The sun is high overhead as I step out of the trees, drop my pack and flop down on the grass, watching the wind send long ripples across the lake. Bear, my grey-muzzled companion, quenches his thirst in the cool water We've been hiking all day and while my legs and lungs feel the mileage, the thick pine canopy shielded me from the intense summer sun during the hike from the trailhead. Exposed now to its golden warmth, I feel languid and dreamy. We have all weekend to fish, I think to myself, as I close my eyes and drift off. I awake to see that Bear has started fishing without me. He is stalking the shallows, ears perked forward, his head snapping left and right as slick cutthroats dart away at his approach. I can t help but smile. This is exactly why we hiked for five hours, climbing 4,000 feet, to fish this remote alpine lake. Nobody's here to complain about him spooking the fish.

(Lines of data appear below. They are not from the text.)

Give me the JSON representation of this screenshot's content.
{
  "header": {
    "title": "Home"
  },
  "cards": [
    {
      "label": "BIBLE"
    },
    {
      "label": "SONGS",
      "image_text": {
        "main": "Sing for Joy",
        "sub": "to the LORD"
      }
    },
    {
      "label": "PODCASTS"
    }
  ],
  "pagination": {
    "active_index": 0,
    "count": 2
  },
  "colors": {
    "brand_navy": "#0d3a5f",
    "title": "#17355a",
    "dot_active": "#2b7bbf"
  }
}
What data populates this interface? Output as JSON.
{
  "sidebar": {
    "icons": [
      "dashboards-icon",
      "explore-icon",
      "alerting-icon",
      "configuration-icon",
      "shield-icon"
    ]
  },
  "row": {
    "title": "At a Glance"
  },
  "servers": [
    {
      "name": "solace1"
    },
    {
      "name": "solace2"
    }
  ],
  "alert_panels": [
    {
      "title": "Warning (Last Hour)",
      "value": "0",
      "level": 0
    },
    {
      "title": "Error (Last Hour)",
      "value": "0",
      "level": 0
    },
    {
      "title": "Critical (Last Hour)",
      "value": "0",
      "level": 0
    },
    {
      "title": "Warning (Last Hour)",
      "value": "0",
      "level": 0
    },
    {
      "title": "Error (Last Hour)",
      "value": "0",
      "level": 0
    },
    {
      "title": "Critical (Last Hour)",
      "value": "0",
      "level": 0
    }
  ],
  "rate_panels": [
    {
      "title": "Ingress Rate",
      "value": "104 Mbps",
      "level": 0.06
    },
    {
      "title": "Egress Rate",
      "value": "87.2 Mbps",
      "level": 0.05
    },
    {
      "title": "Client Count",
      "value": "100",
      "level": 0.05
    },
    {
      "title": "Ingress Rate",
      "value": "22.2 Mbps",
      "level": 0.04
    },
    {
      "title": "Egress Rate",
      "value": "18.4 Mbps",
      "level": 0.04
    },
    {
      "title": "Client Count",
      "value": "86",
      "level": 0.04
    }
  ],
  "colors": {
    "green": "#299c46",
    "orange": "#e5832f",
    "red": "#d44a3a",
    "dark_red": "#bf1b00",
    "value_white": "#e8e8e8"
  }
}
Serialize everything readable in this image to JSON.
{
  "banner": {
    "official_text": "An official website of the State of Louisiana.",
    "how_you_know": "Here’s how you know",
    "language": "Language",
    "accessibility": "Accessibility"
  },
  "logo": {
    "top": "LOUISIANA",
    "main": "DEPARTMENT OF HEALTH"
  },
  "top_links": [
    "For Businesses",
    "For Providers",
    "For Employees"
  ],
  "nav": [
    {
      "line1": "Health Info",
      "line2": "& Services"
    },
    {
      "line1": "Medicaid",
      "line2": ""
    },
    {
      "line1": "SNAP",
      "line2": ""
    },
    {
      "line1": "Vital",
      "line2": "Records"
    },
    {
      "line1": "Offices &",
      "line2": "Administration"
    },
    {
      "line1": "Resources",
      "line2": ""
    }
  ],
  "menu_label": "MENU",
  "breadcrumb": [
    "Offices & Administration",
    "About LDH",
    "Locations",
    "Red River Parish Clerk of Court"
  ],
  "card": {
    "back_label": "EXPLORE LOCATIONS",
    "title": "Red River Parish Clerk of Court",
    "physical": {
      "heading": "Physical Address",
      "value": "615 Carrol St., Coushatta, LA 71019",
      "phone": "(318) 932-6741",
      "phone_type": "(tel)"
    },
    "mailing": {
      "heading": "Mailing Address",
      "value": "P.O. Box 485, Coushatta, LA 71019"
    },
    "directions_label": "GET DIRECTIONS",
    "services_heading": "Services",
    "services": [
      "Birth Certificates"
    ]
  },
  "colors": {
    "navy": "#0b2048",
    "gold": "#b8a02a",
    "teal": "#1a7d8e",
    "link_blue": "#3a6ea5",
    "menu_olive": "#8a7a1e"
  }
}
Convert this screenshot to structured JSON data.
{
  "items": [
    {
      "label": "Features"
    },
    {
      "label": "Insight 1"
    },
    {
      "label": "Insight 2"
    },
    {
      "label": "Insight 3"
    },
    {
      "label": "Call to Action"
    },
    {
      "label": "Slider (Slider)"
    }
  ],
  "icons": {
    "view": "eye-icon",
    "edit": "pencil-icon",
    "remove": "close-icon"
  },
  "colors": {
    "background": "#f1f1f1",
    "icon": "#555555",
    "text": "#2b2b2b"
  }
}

"Fishing is one of those outdoor activities that actually fosters epiphanies"

A few weeks earlier we'd taken a trip to the Beaverhead River near Dillon, Montana. The spot I'd chosen was a popular one and before long there were fishermen lined up at uncomfortably close intervals over the entire 200-yard stretch of water. I squeezed into a good spot and had just hooked a nice rainbow when I heard an angry voice behind me.

"I'm gonna kick that damn dog," came the gruff proclamation, and I turned to see a heavyset man wading toward the bank, where Bear had his nose buried in the man's gear, searching for whatever it is dogs always search for in piles of human stuff. I intentionally broke off my fish (a painful high country.